Don't buy the cheaper single component foam kits. Their repair foam breaks down over time and the crack will leak again.
We started injecting the crack from the bottom. Once we saw fluid coming out of the next port, we removed the hose, plugged the port with the plug cap and inserted the hose into the next port.
Sometimes it took anywhere from a few seconds to a couple minutes for the liquid foam to get to the next port. It all depends on the size of the crack.
Most of the time it took me under a minute. Most of the cracks took me about 5 to 15 minutes to fully inject.
The really narrow hairline cracks took the longest because I had to really take my time squeezing the polyurethane into the crack.
This is what the foundation crack will look like when the polyurethane foam is dry.

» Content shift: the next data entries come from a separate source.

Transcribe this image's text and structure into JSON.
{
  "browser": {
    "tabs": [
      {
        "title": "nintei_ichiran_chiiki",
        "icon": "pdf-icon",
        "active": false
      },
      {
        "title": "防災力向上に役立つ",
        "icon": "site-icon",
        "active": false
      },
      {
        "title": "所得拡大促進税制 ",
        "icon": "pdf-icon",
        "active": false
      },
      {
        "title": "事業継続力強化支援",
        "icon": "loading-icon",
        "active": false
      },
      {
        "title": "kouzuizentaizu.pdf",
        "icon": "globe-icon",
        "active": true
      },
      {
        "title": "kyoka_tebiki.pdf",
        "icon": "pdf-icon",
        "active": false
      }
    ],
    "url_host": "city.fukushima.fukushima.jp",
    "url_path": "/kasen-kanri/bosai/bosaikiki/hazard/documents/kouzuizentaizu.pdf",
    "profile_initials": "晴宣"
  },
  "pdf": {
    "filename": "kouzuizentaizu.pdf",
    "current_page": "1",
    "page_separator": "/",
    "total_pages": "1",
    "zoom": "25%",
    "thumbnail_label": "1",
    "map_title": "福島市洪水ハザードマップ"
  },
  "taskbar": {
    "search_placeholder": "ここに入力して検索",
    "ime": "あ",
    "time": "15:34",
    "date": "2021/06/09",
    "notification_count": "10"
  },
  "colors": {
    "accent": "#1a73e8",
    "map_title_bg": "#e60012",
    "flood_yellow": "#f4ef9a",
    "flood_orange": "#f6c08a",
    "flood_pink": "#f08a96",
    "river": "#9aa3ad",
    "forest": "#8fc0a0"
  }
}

You can see the foam after it has expanded. Some of it came out of the top of the crack and some of it found some pin holes we either didn't get sealed up or couldn't see because they were so small.
This foundation crack was completely repaired and water tight after using the repair kit from RadonSeal.
All 75 cracks we injected were water tight after being repaired.
Below are a couple other cracks showing the foam after it has expanded. Most of the time the excess foam comes from the top of the wall where the crack isn't sealed
The picture below really tells the story of how well this foundation crack repair material works. This picture is of the back side of one of the cracks.
The 2 component urethane foam has completely expanded to seal the entire crack from top to bottom. Water can no longer penetrate this crack.
We had great success using RadonSeal's 2 component polyurethane foundation crack repair kits on this job.
I highly recommend using their repair kit for your foundation cracks.
RadonSeal has a PRO kit for contractors like me who do these repairs a lot and they have a DIY kit for the homeowner who only has 1 or 2 foundation cracks to repair.
I have a video turorial of me that teaches you how to use these foundation repair kits.
In the tutorial, I'm showing you all my PRO TIPS and secrets I've learned from repairing 100's of cracks like the ones above.
It's only 15 dollars, It will break down all the steps for you, from START to FINISH, so you can rest assure you'll fix your crack correctly.
Well, I surely can't speak for all the crack repair specialist near you, but I can tell you I charge $500 dollars per crack when I fix foundation cracks for my customers.
If you buy my repair tutorial, it'll be just like hiring me for a fraction of the cost.
Now, if you're pretty handy around the house you may not need the tutorial....
But I tried to make it affordable enough for anyone who might have any questions or concerns. So you can make sure you get it repaired correctly in one try.
Go from foundation crack repair to epoxy concrete repair